++++ Records for the exercise ++++

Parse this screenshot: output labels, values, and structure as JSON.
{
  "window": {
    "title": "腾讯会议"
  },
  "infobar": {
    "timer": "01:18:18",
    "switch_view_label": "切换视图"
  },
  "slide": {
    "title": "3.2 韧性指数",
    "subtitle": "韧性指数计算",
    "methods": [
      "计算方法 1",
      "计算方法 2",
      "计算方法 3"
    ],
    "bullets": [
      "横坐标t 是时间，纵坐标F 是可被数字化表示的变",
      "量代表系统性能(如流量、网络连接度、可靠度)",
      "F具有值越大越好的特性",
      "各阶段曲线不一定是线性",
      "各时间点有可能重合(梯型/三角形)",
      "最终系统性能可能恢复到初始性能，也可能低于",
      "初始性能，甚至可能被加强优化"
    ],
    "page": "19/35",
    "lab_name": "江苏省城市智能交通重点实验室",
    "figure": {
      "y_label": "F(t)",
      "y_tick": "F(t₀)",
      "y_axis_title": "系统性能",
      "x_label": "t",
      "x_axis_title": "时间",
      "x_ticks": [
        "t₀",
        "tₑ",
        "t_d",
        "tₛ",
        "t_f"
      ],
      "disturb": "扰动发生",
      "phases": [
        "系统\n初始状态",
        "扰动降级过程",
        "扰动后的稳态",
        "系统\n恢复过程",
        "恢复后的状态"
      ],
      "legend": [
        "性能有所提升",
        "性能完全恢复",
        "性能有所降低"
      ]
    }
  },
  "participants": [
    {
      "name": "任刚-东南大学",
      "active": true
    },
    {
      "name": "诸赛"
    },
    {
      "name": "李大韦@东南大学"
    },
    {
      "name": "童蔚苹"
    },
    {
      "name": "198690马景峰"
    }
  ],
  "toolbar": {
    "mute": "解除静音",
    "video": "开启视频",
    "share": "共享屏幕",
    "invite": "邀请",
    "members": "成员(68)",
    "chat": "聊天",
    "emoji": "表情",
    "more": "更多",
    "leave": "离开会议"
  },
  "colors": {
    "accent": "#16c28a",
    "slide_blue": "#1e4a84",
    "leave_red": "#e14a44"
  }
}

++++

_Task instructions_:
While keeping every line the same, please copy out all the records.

_Solution for this problem_:
Parse this screenshot: output labels, values, and structure as JSON.
{
  "window": {
    "title": "腾讯会议"
  },
  "infobar": {
    "timer": "01:18:18",
    "switch_view_label": "切换视图"
  },
  "slide": {
    "title": "3.2 韧性指数",
    "subtitle": "韧性指数计算",
    "methods": [
      "计算方法 1",
      "计算方法 2",
      "计算方法 3"
    ],
    "bullets": [
      "横坐标t 是时间，纵坐标F 是可被数字化表示的变",
      "量代表系统性能(如流量、网络连接度、可靠度)",
      "F具有值越大越好的特性",
      "各阶段曲线不一定是线性",
      "各时间点有可能重合(梯型/三角形)",
      "最终系统性能可能恢复到初始性能，也可能低于",
      "初始性能，甚至可能被加强优化"
    ],
    "page": "19/35",
    "lab_name": "江苏省城市智能交通重点实验室",
    "figure": {
      "y_label": "F(t)",
      "y_tick": "F(t₀)",
      "y_axis_title": "系统性能",
      "x_label": "t",
      "x_axis_title": "时间",
      "x_ticks": [
        "t₀",
        "tₑ",
        "t_d",
        "tₛ",
        "t_f"
      ],
      "disturb": "扰动发生",
      "phases": [
        "系统\n初始状态",
        "扰动降级过程",
        "扰动后的稳态",
        "系统\n恢复过程",
        "恢复后的状态"
      ],
      "legend": [
        "性能有所提升",
        "性能完全恢复",
        "性能有所降低"
      ]
    }
  },
  "participants": [
    {
      "name": "任刚-东南大学",
      "active": true
    },
    {
      "name": "诸赛"
    },
    {
      "name": "李大韦@东南大学"
    },
    {
      "name": "童蔚苹"
    },
    {
      "name": "198690马景峰"
    }
  ],
  "toolbar": {
    "mute": "解除静音",
    "video": "开启视频",
    "share": "共享屏幕",
    "invite": "邀请",
    "members": "成员(68)",
    "chat": "聊天",
    "emoji": "表情",
    "more": "更多",
    "leave": "离开会议"
  },
  "colors": {
    "accent": "#16c28a",
    "slide_blue": "#1e4a84",
    "leave_red": "#e14a44"
  }
}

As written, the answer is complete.